ISA recently published the third edition of the Control Systems Engineering Exam Reference Manual: A Practical Study Guide by Bryon Lewis, PE, CMfgE, CCNA. In this Q&A feature, Lewis explains why he was compelled to write an updated edition and draws attention to areas of new and enhanced content.
Note: A brief author biography is included at the bottom of this page.
Q. Why did you feel it was important to write a new edition? What added value does it provide?
A. I have taken a plant-wide design approach in this new release to help the PE/CSE candidate better understand the design task given and successfully complete the task on the NCEES exam. The updated release also is designed to help prepare the controls engineer for the many large projects that will be emerging in the decade ahead. Manufacturing and chemical plants are about to meet what is called Industry 4.0, the fourth industrial revolution. Almost all plants will be network controlled and connected to the Internet, so focus should be placed on understanding industrial networking, switching and routing applications for industrial protocols.”
Q. What areas of new content do you view as particularly important in helping candidates prepare for the NCEES exam?
A. Several new chapters have been added to prepare the PE/CSE candidate for the possible subject matter that may be presented on the professional engineer’s examination.
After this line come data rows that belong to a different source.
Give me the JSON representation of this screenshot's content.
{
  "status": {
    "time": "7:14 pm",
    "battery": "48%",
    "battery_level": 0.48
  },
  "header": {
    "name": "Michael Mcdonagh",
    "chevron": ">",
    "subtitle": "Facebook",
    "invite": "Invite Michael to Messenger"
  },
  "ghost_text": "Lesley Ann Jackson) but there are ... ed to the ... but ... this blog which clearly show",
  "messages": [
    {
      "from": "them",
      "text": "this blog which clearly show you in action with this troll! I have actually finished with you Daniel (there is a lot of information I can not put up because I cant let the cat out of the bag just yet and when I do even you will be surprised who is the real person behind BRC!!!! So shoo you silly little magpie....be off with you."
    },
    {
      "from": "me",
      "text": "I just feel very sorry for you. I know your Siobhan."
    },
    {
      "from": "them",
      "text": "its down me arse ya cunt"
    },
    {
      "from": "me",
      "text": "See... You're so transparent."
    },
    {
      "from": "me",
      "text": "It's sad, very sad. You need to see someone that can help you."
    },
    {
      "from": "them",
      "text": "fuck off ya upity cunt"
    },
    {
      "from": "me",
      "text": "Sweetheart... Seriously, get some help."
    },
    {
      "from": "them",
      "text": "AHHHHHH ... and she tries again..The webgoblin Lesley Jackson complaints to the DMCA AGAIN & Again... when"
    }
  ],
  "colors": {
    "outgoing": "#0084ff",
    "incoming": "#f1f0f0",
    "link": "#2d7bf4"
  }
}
New content matter of particular importance relates to:
- Valve sizing concerns of differential pressure limitations and cavitation when installed in in actual plant piping systems.
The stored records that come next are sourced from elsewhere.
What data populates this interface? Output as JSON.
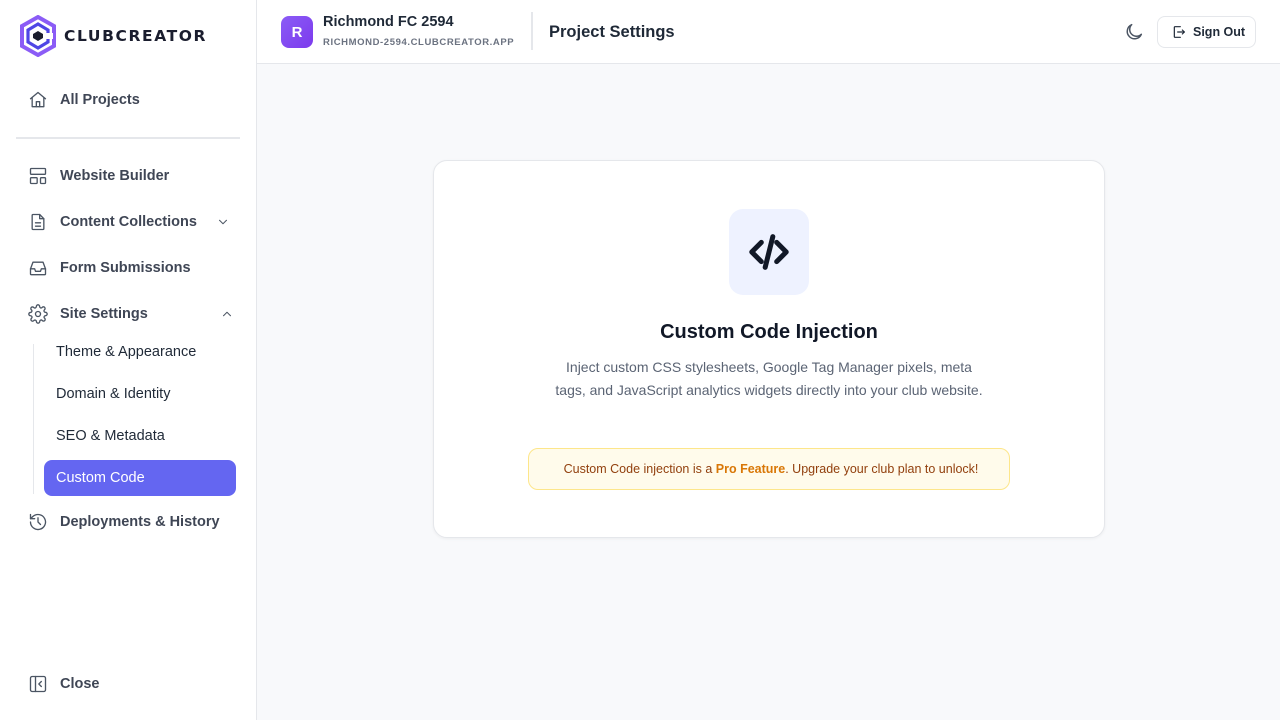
{
  "brand": {
    "name": "CLUBCREATOR",
    "accent": "#6466f1",
    "logo_color": "#7c3aed"
  },
  "sidebar": {
    "all_projects": "All Projects",
    "website_builder": "Website Builder",
    "content_collections": "Content Collections",
    "form_submissions": "Form Submissions",
    "site_settings": "Site Settings",
    "sub_items": [
      "Theme & Appearance",
      "Domain & Identity",
      "SEO & Metadata",
      "Custom Code"
    ],
    "active_sub_item": "Custom Code",
    "deployments": "Deployments & History",
    "close": "Close"
  },
  "header": {
    "project_initial": "R",
    "project_name": "Richmond FC 2594",
    "project_domain": "RICHMOND-2594.CLUBCREATOR.APP",
    "page_title": "Project Settings",
    "sign_out": "Sign Out"
  },
  "card": {
    "title": "Custom Code Injection",
    "description": "Inject custom CSS stylesheets, Google Tag Manager pixels, meta tags, and JavaScript analytics widgets directly into your club website.",
    "banner_prefix": "Custom Code injection is a ",
    "banner_highlight": "Pro Feature",
    "banner_suffix": ". Upgrade your club plan to unlock!"
  },
  "icons": {
    "logo": "hexagon-c-logo",
    "all_projects": "home-icon",
    "website_builder": "layout-icon",
    "content_collections": "file-text-icon",
    "form_submissions": "inbox-icon",
    "site_settings": "gear-icon",
    "deployments": "history-icon",
    "close": "sidebar-collapse-icon",
    "theme": "moon-icon",
    "sign_out": "log-out-icon",
    "code": "code-icon"
  }
}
- Head type instrumentation for level and flow measurement and their calculations.
- Motor control applications.
- PLC and DCS programming and their implementation.
- Typical processes found in production plants and how to control these processes.
- The economic benefits of selecting a proper control scheme.
I’ve also introduced new calculations, sample problems and appendix tables that are intended to cover nearly all the data the PE/CSE candidate will need to answer questions on the examination.
Q. What about areas of the book that you have enhanced or added to? Can you point out material that has been expanded on?
A. I’ve updated and expanded material on all important topic areas, including:
- Examination content as per the NCEES 2011 examination specifications
- Fluid mechanics for level and flow measurements
- Calculation of irregular tank volumes for a given level measurement
- Mass flow and two-phase flow
- Valve actuators and positioners
- Valve sizing and their installed characteristics applied to plant piping systems
- ASME, NFPA and EPA code requirements for pressure relief and release
- Control theory calculations, controller tuning and block algebra
- NFPA, IEC codes and the applications to hazardous classified locations
- Proper power, signal and communication cable usage, routing and sizing
- Understanding SIS (Safety Instrumented Systems) and their calculations
- Calculations for pumping and piping systems
- Networks for industrial and corporate interfacing of control systems
- Electrical power quality, harmonic generation and filtering
- Motion control systems
- Pneumatic and hydraulic systems
- Sizing emergency standby systems
Obtain your copy of Control Systems Engineering Exam Reference Manual: A Practical Study Guide, Third Edition today.
To get your copy of this informative handbook, order it today on the ISA website.
Meet the author:Bryon Lewis is a Professional Engineer (PE), licensed in Control Systems Engineering (CSE). He is a Senior Member of ISA, a SME Certified Manufacturing Engineer (CMfgE), a Certified Journeyman Electronics Technician in industrial electronics (CET), an ISA Level III Certified Control System Technician® (CCST®), and a licensed Master Electrician. He has more than 30 years of experience in electrical, mechanical, instrumentation and control systems.
Lewis holds letters of recommendation from Belcan Engineering, S&B Engineers and Constructors, Enron Corporation and Lee College. His design experience includes electrical lighting; power and control systems design for manufacturing and industrial environments; and instrumentation and control for pharmaceutical and petrochemical plants, compressor stations and food production plants. He also has extensive experience supervising the installation of electrical, instrumentation and control systems.